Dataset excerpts
——

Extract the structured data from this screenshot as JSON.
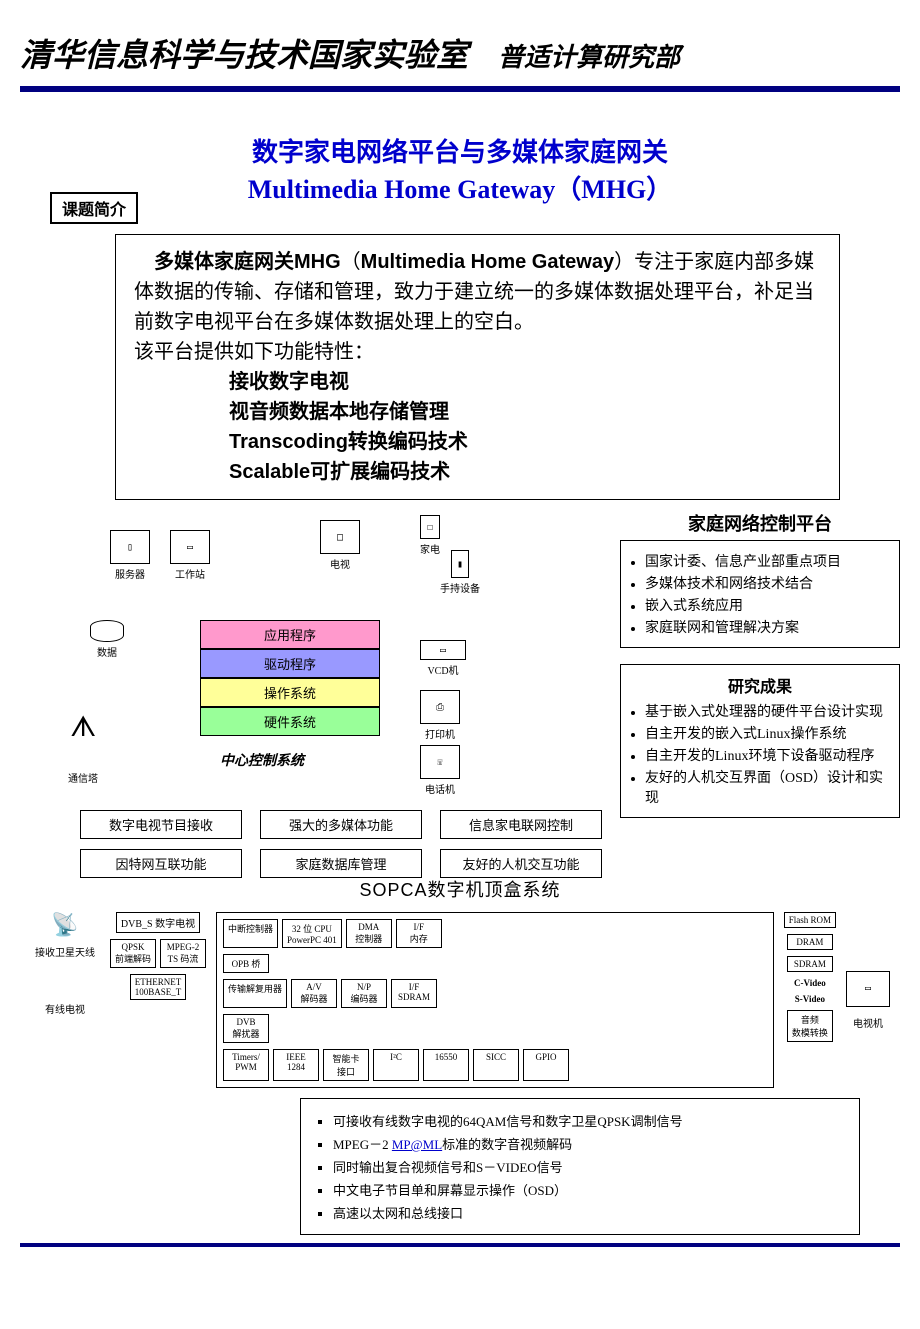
{
  "header": {
    "title": "清华信息科学与技术国家实验室",
    "subtitle": "普适计算研究部"
  },
  "main_title": {
    "cn": "数字家电网络平台与多媒体家庭网关",
    "en": "Multimedia Home Gateway（MHG）"
  },
  "section_label": "课题简介",
  "intro": {
    "p1a": "多媒体家庭网关MHG",
    "p1b": "（Multimedia Home Gateway）",
    "p1c": "专注于家庭内部多媒体数据的传输、存储和管理，致力于建立统一的多媒体数据处理平台，补足当前数字电视平台在多媒体数据处理上的空白。",
    "p2": "该平台提供如下功能特性：",
    "features": [
      "接收数字电视",
      "视音频数据本地存储管理",
      "Transcoding转换编码技术",
      "Scalable可扩展编码技术"
    ]
  },
  "home_net": {
    "title": "家庭网络控制平台",
    "bullets": [
      "国家计委、信息产业部重点项目",
      "多媒体技术和网络技术结合",
      "嵌入式系统应用",
      "家庭联网和管理解决方案"
    ]
  },
  "research": {
    "title": "研究成果",
    "bullets": [
      "基于嵌入式处理器的硬件平台设计实现",
      "自主开发的嵌入式Linux操作系统",
      "自主开发的Linux环境下设备驱动程序",
      "友好的人机交互界面（OSD）设计和实现"
    ]
  },
  "devices": {
    "server": "服务器",
    "workstation": "工作站",
    "db": "数据",
    "tv": "电视",
    "appliance": "家电",
    "handheld": "手持设备",
    "vcd": "VCD机",
    "printer": "打印机",
    "phone": "电话机",
    "tower": "通信塔"
  },
  "stack": {
    "app": "应用程序",
    "drv": "驱动程序",
    "os": "操作系统",
    "hw": "硬件系统"
  },
  "center_label": "中心控制系统",
  "feature_boxes": {
    "row1": [
      "数字电视节目接收",
      "强大的多媒体功能",
      "信息家电联网控制"
    ],
    "row2": [
      "因特网互联功能",
      "家庭数据库管理",
      "友好的人机交互功能"
    ]
  },
  "sopca": {
    "title": "SOPCA数字机顶盒系统",
    "left_labels": {
      "dish": "接收卫星天线",
      "cable": "有线电视",
      "dvbs": "DVB_S 数字电视",
      "qpsk": "QPSK\n前端解码",
      "mpeg2": "MPEG-2\nTS 码流",
      "eth": "ETHERNET\n100BASE_T"
    },
    "core": {
      "intc": "中断控制器",
      "cpu": "32 位 CPU\nPowerPC 401",
      "dma": "DMA\n控制器",
      "if_mem": "I/F\n内存",
      "opb": "OPB 桥",
      "demux": "传输解复用器",
      "av": "A/V\n解码器",
      "np": "N/P\n编码器",
      "if_sdram": "I/F\nSDRAM",
      "dvb": "DVB\n解扰器",
      "bus": [
        "Timers/\nPWM",
        "IEEE\n1284",
        "智能卡\n接口",
        "I²C",
        "16550",
        "SICC",
        "GPIO"
      ]
    },
    "right": {
      "flash": "Flash ROM",
      "dram": "DRAM",
      "sdram": "SDRAM",
      "cvideo": "C-Video",
      "svideo": "S-Video",
      "dac": "音频\n数模转换",
      "tv": "电视机"
    }
  },
  "bottom_features": [
    "可接收有线数字电视的64QAM信号和数字卫星QPSK调制信号",
    "MPEG－2 MP@ML标准的数字音视频解码",
    "同时输出复合视频信号和S－VIDEO信号",
    "中文电子节目单和屏幕显示操作（OSD）",
    "高速以太网和总线接口"
  ]
}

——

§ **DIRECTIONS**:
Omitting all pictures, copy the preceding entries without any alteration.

§ **EXERCISE RESULT**:
Extract the structured data from this screenshot as JSON.
{
  "header": {
    "title": "清华信息科学与技术国家实验室",
    "subtitle": "普适计算研究部"
  },
  "main_title": {
    "cn": "数字家电网络平台与多媒体家庭网关",
    "en": "Multimedia Home Gateway（MHG）"
  },
  "section_label": "课题简介",
  "intro": {
    "p1a": "多媒体家庭网关MHG",
    "p1b": "（Multimedia Home Gateway）",
    "p1c": "专注于家庭内部多媒体数据的传输、存储和管理，致力于建立统一的多媒体数据处理平台，补足当前数字电视平台在多媒体数据处理上的空白。",
    "p2": "该平台提供如下功能特性：",
    "features": [
      "接收数字电视",
      "视音频数据本地存储管理",
      "Transcoding转换编码技术",
      "Scalable可扩展编码技术"
    ]
  },
  "home_net": {
    "title": "家庭网络控制平台",
    "bullets": [
      "国家计委、信息产业部重点项目",
      "多媒体技术和网络技术结合",
      "嵌入式系统应用",
      "家庭联网和管理解决方案"
    ]
  },
  "research": {
    "title": "研究成果",
    "bullets": [
      "基于嵌入式处理器的硬件平台设计实现",
      "自主开发的嵌入式Linux操作系统",
      "自主开发的Linux环境下设备驱动程序",
      "友好的人机交互界面（OSD）设计和实现"
    ]
  },
  "devices": {
    "server": "服务器",
    "workstation": "工作站",
    "db": "数据",
    "tv": "电视",
    "appliance": "家电",
    "handheld": "手持设备",
    "vcd": "VCD机",
    "printer": "打印机",
    "phone": "电话机",
    "tower": "通信塔"
  },
  "stack": {
    "app": "应用程序",
    "drv": "驱动程序",
    "os": "操作系统",
    "hw": "硬件系统"
  },
  "center_label": "中心控制系统",
  "feature_boxes": {
    "row1": [
      "数字电视节目接收",
      "强大的多媒体功能",
      "信息家电联网控制"
    ],
    "row2": [
      "因特网互联功能",
      "家庭数据库管理",
      "友好的人机交互功能"
    ]
  },
  "sopca": {
    "title": "SOPCA数字机顶盒系统",
    "left_labels": {
      "dish": "接收卫星天线",
      "cable": "有线电视",
      "dvbs": "DVB_S 数字电视",
      "qpsk": "QPSK\n前端解码",
      "mpeg2": "MPEG-2\nTS 码流",
      "eth": "ETHERNET\n100BASE_T"
    },
    "core": {
      "intc": "中断控制器",
      "cpu": "32 位 CPU\nPowerPC 401",
      "dma": "DMA\n控制器",
      "if_mem": "I/F\n内存",
      "opb": "OPB 桥",
      "demux": "传输解复用器",
      "av": "A/V\n解码器",
      "np": "N/P\n编码器",
      "if_sdram": "I/F\nSDRAM",
      "dvb": "DVB\n解扰器",
      "bus": [
        "Timers/\nPWM",
        "IEEE\n1284",
        "智能卡\n接口",
        "I²C",
        "16550",
        "SICC",
        "GPIO"
      ]
    },
    "right": {
      "flash": "Flash ROM",
      "dram": "DRAM",
      "sdram": "SDRAM",
      "cvideo": "C-Video",
      "svideo": "S-Video",
      "dac": "音频\n数模转换",
      "tv": "电视机"
    }
  },
  "bottom_features": [
    "可接收有线数字电视的64QAM信号和数字卫星QPSK调制信号",
    "MPEG－2 MP@ML标准的数字音视频解码",
    "同时输出复合视频信号和S－VIDEO信号",
    "中文电子节目单和屏幕显示操作（OSD）",
    "高速以太网和总线接口"
  ]
}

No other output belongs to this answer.